USS Bracken (APA-64)
|Name:||USS Bracken (APA-64)|
|Namesake:||A county in northeastern Kentucky|
|Laid down:||13 March 1944|
|Launched:||10 June 1944|
|Sponsored by:||Mrs Benjamin M. LeFebre|
|Acquired:||3 October 1944|
|Commissioned:||4 October 1944|
|Decommissioned:||29 August 1946|
|Struck:||5 April 1948|
|Fate:||Scuttled off Kwajalein 10 March 1948 after use as a target in Operation Crossroads|
|Class and type:||Gilliam-class attack transport|
|Tonnage:||85,000 cu. ft., 2,600 t.|
|Displacement:||4,247 tons (lt), 7,080 t.(fl)|
|Length:||426 ft (130 m)|
|Beam:||58 ft (18 m)|
|Draft:||16 ft (4.9 m)|
|Propulsion:||Westinghouse turboelectric drive, 2 boilers, 2 propellers, Design shaft horsepower 6,000|
|Capacity:||47 Officers, 802 Enlisted|
|Crew:||27 Officers, 295 Enlisted|
|Armament:||1 x 5"/38 caliber dual-purpose gun mount, 4 x twin 40mm gun mounts, 10 x single 20mm gun mounts|
|Notes:||MCV Hull No. 1857, hull type S4-SE2-BD1|
Bracken was named after a county in Kentucky. She was launched 10 June 1944 by the Consolidated Steel Corporation at Wilmington, California, under a Maritime Commission contract; acquired from the Maritime Commission 3 October 1944, and commissioned 4 October 1944, Lieutenant Commander C. S. Lee USNR, in command.
World War II
Between 28 October 1944 and 31 March 1945 Bracken operated off the coast of southern California as a training ship for the crews of 22 subsequent ships of her class.
During May 1945 Bracken took aboard passengers and cargo and proceeded to Pearl Harbor.
Departing Pearl Harbor she called at Midway, Hilo, Eniwetok, Ulithi, Okinawa, Saipan, Leyte, Samar, and Cebu taking aboard occupation troops for transportation to Yokohama, Japan, where she arrived 8 September 1945. Bracken then joined Operation Magic Carpet, which was tasked with transporting returning servicemen from the Far East to the United States.

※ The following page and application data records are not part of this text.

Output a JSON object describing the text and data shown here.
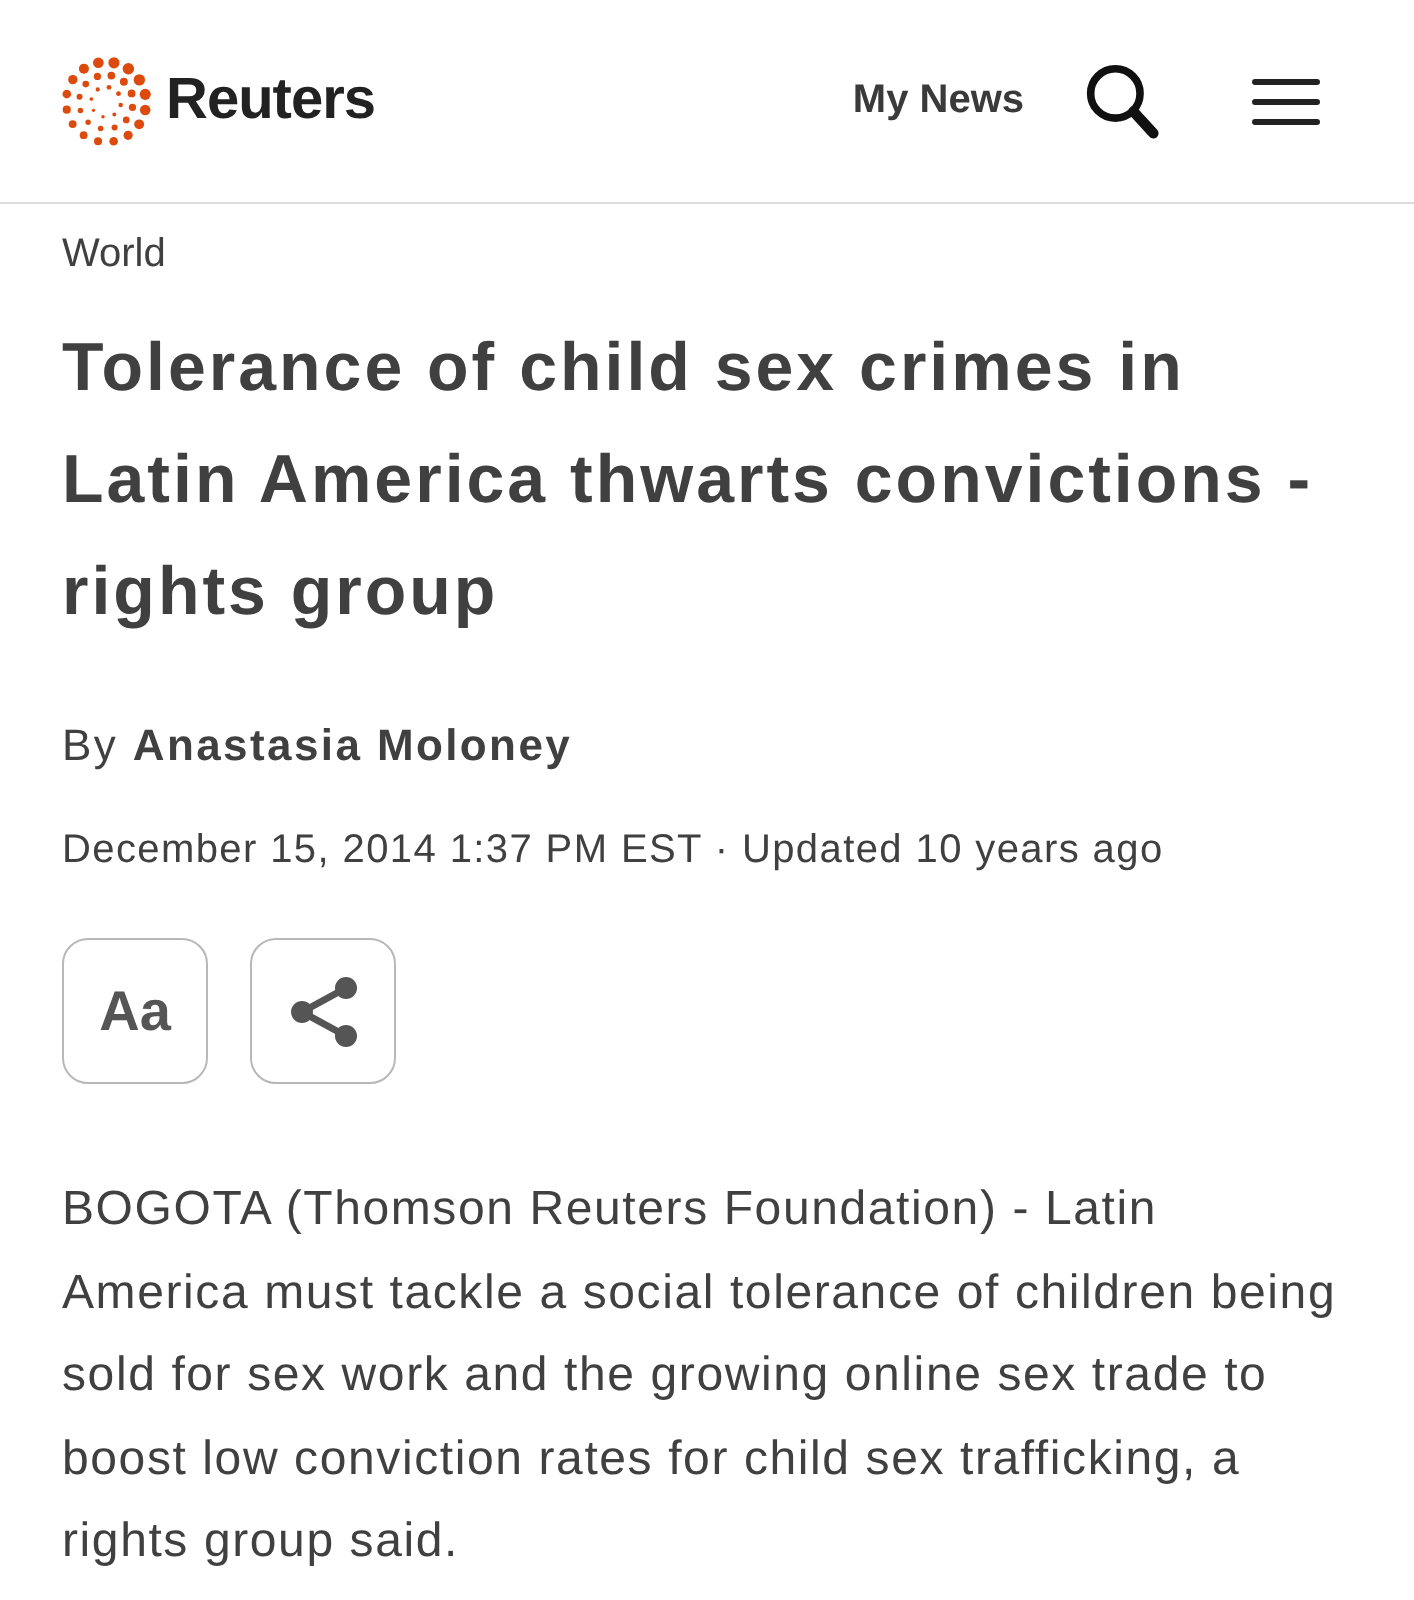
{
  "header": {
    "logo_text": "Reuters",
    "nav_link": "My News"
  },
  "article": {
    "section": "World",
    "headline": "Tolerance of child sex crimes in Latin America thwarts convictions - rights group",
    "byline": "By **Anastasia Moloney**",
    "dateline": "December 15, 2014 1:37 PM EST · Updated 10 years ago",
    "text_size_button": "Aa",
    "paragraphs": [
      "BOGOTA (Thomson Reuters Foundation) - Latin America must tackle a social tolerance of children being sold for sex work and the growing online sex trade to boost low conviction rates for child sex trafficking, a rights group said."
    ]
  }
}
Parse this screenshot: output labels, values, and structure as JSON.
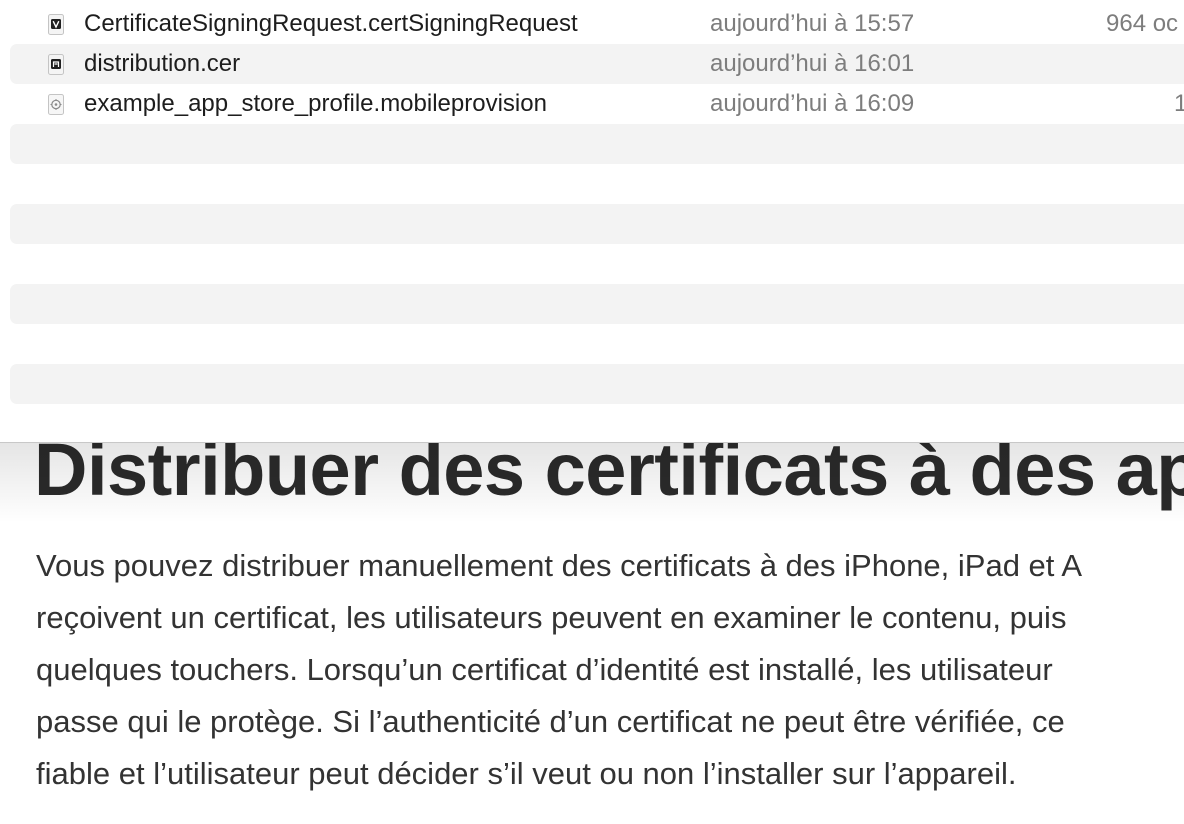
{
  "files": [
    {
      "name": "CertificateSigningRequest.certSigningRequest",
      "date": "aujourd’hui à 15:57",
      "size": "964 oc",
      "icon": "csr-file-icon"
    },
    {
      "name": "distribution.cer",
      "date": "aujourd’hui à 16:01",
      "size": "",
      "icon": "certificate-file-icon"
    },
    {
      "name": "example_app_store_profile.mobileprovision",
      "date": "aujourd’hui à 16:09",
      "size": "1",
      "icon": "provisioning-profile-icon"
    }
  ],
  "article": {
    "title": "Distribuer des certificats à des ap",
    "body_lines": [
      "Vous pouvez distribuer manuellement des certificats à des iPhone, iPad et A",
      "reçoivent un certificat, les utilisateurs peuvent en examiner le contenu, puis",
      "quelques touchers. Lorsqu’un certificat d’identité est installé, les utilisateur",
      "passe qui le protège. Si l’authenticité d’un certificat ne peut être vérifiée, ce",
      "fiable et l’utilisateur peut décider s’il veut ou non l’installer sur l’appareil."
    ]
  }
}
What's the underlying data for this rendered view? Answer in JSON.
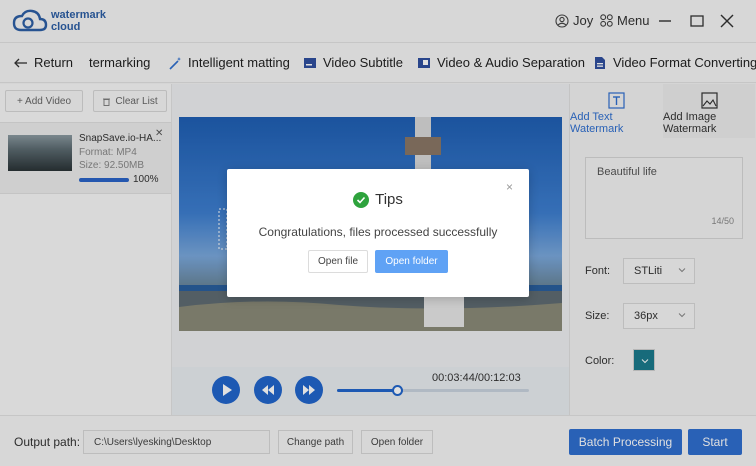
{
  "app": {
    "logo_line1": "watermark",
    "logo_line2": "cloud",
    "user_name": "Joy",
    "menu_label": "Menu"
  },
  "toolbar": {
    "return_label": "Return",
    "items": [
      "termarking",
      "Intelligent matting",
      "Video Subtitle",
      "Video & Audio Separation",
      "Video Format Converting"
    ]
  },
  "file_panel": {
    "add_video_label": "+ Add Video",
    "clear_list_label": "Clear List",
    "file": {
      "name": "SnapSave.io-HA...",
      "format": "Format:  MP4",
      "size": "Size:  92.50MB",
      "progress_text": "100%",
      "progress": 1.0
    }
  },
  "player": {
    "time": "00:03:44/00:12:03",
    "seek_fraction": 0.31
  },
  "watermark_panel": {
    "tabs": [
      {
        "line1": "Add Text",
        "line2": "Watermark",
        "active": true
      },
      {
        "line1": "Add Image",
        "line2": "Watermark",
        "active": false
      }
    ],
    "text_value": "Beautiful life",
    "char_count": "14/50",
    "font_label": "Font:",
    "font_value": "STLiti",
    "size_label": "Size:",
    "size_value": "36px",
    "color_label": "Color:",
    "color_value": "#1b7a8c"
  },
  "bottom": {
    "output_label": "Output path:",
    "output_path": "C:\\Users\\lyesking\\Desktop",
    "change_path_label": "Change path",
    "open_folder_label": "Open folder",
    "batch_label": "Batch Processing",
    "start_label": "Start"
  },
  "dialog": {
    "title": "Tips",
    "message": "Congratulations, files processed successfully",
    "open_file_label": "Open file",
    "open_folder_label": "Open folder",
    "close_symbol": "×"
  },
  "colors": {
    "accent": "#2f6fd0",
    "success": "#2ea33d",
    "dialog_primary": "#5fa2f5"
  }
}
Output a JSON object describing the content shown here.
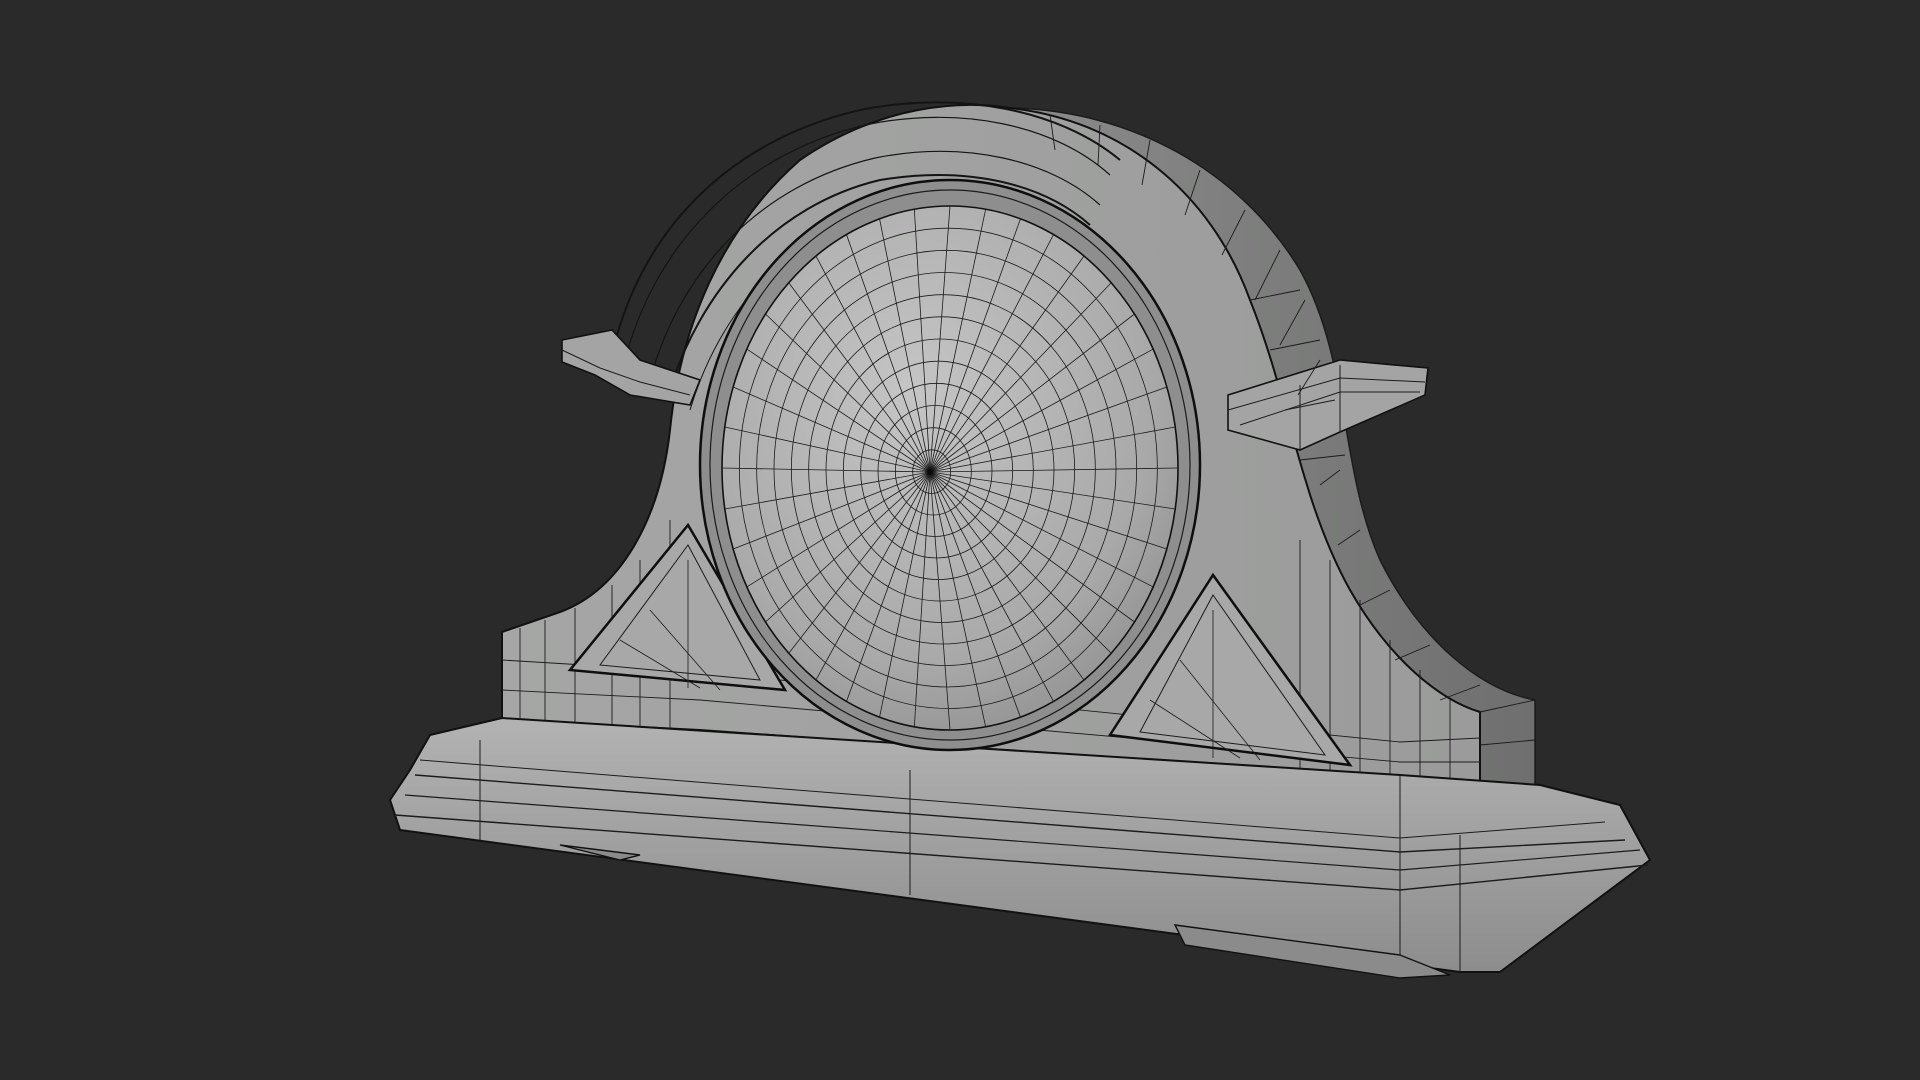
{
  "viewport": {
    "background": "#2a2a2a",
    "shading": "solid-gray-wireframe-overlay"
  },
  "model": {
    "subject": "mantel-clock",
    "surface_color": "#9c9d9c",
    "wire_color": "#1b1b1b",
    "edge_color": "#0d0d0d"
  }
}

Bracken remained on this duty until February 1946, when she commenced preparation as a target ship for Operation Crossroads, the atomic bomb tests at Bikini Atoll. She survived the atomic test and was maintained for radiological and structural studies until 10 March 1948 when she was towed to the open sea off Kwajalein and sunk.